Input material:
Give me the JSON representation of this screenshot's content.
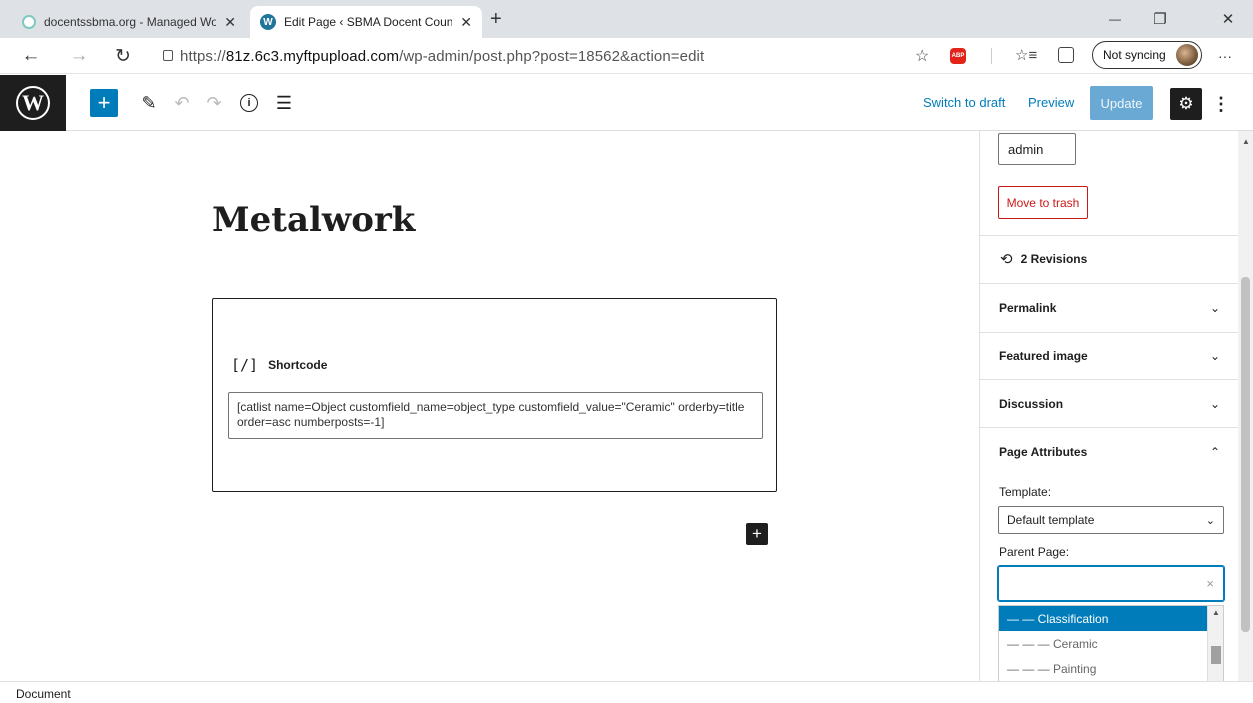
{
  "browser": {
    "tabs": [
      {
        "title": "docentssbma.org - Managed Wo",
        "close": "✕"
      },
      {
        "title": "Edit Page ‹ SBMA Docent Counc",
        "close": "✕"
      }
    ],
    "new_tab": "+",
    "window": {
      "minimize": "—",
      "restore": "❐",
      "close": "✕"
    },
    "nav": {
      "back": "←",
      "forward": "→",
      "reload": "↻"
    },
    "url_prefix": "https://",
    "url_host": "81z.6c3.myftpupload.com",
    "url_path": "/wp-admin/post.php?post=18562&action=edit",
    "sync_label": "Not syncing",
    "menu": "···",
    "abp": "ABP"
  },
  "wp_toolbar": {
    "logo": "W",
    "add": "+",
    "switch_to_draft": "Switch to draft",
    "preview": "Preview",
    "update": "Update",
    "settings": "⚙",
    "more": "⋮"
  },
  "editor": {
    "title": "Metalwork",
    "block_label": "Shortcode",
    "block_icon": "[/]",
    "shortcode": "[catlist name=Object customfield_name=object_type customfield_value=\"Ceramic\" orderby=title order=asc numberposts=-1]",
    "inserter": "+"
  },
  "sidebar": {
    "author": "admin",
    "move_to_trash": "Move to trash",
    "revisions": "2 Revisions",
    "panels": [
      "Permalink",
      "Featured image",
      "Discussion",
      "Page Attributes"
    ],
    "template_label": "Template:",
    "template_value": "Default template",
    "parent_label": "Parent Page:",
    "parent_value": "",
    "clear": "×",
    "options": [
      "— — Classification",
      "— — — Ceramic",
      "— — — Painting"
    ]
  },
  "footer": {
    "breadcrumb": "Document"
  },
  "colors": {
    "accent": "#007cba",
    "danger": "#cc1818",
    "dark": "#1e1e1e"
  }
}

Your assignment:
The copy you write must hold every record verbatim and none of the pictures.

Answer:
Give me the JSON representation of this screenshot's content.
{
  "browser": {
    "tabs": [
      {
        "title": "docentssbma.org - Managed Wo",
        "close": "✕"
      },
      {
        "title": "Edit Page ‹ SBMA Docent Counc",
        "close": "✕"
      }
    ],
    "new_tab": "+",
    "window": {
      "minimize": "—",
      "restore": "❐",
      "close": "✕"
    },
    "nav": {
      "back": "←",
      "forward": "→",
      "reload": "↻"
    },
    "url_prefix": "https://",
    "url_host": "81z.6c3.myftpupload.com",
    "url_path": "/wp-admin/post.php?post=18562&action=edit",
    "sync_label": "Not syncing",
    "menu": "···",
    "abp": "ABP"
  },
  "wp_toolbar": {
    "logo": "W",
    "add": "+",
    "switch_to_draft": "Switch to draft",
    "preview": "Preview",
    "update": "Update",
    "settings": "⚙",
    "more": "⋮"
  },
  "editor": {
    "title": "Metalwork",
    "block_label": "Shortcode",
    "block_icon": "[/]",
    "shortcode": "[catlist name=Object customfield_name=object_type customfield_value=\"Ceramic\" orderby=title order=asc numberposts=-1]",
    "inserter": "+"
  },
  "sidebar": {
    "author": "admin",
    "move_to_trash": "Move to trash",
    "revisions": "2 Revisions",
    "panels": [
      "Permalink",
      "Featured image",
      "Discussion",
      "Page Attributes"
    ],
    "template_label": "Template:",
    "template_value": "Default template",
    "parent_label": "Parent Page:",
    "parent_value": "",
    "clear": "×",
    "options": [
      "— — Classification",
      "— — — Ceramic",
      "— — — Painting"
    ]
  },
  "footer": {
    "breadcrumb": "Document"
  },
  "colors": {
    "accent": "#007cba",
    "danger": "#cc1818",
    "dark": "#1e1e1e"
  }
}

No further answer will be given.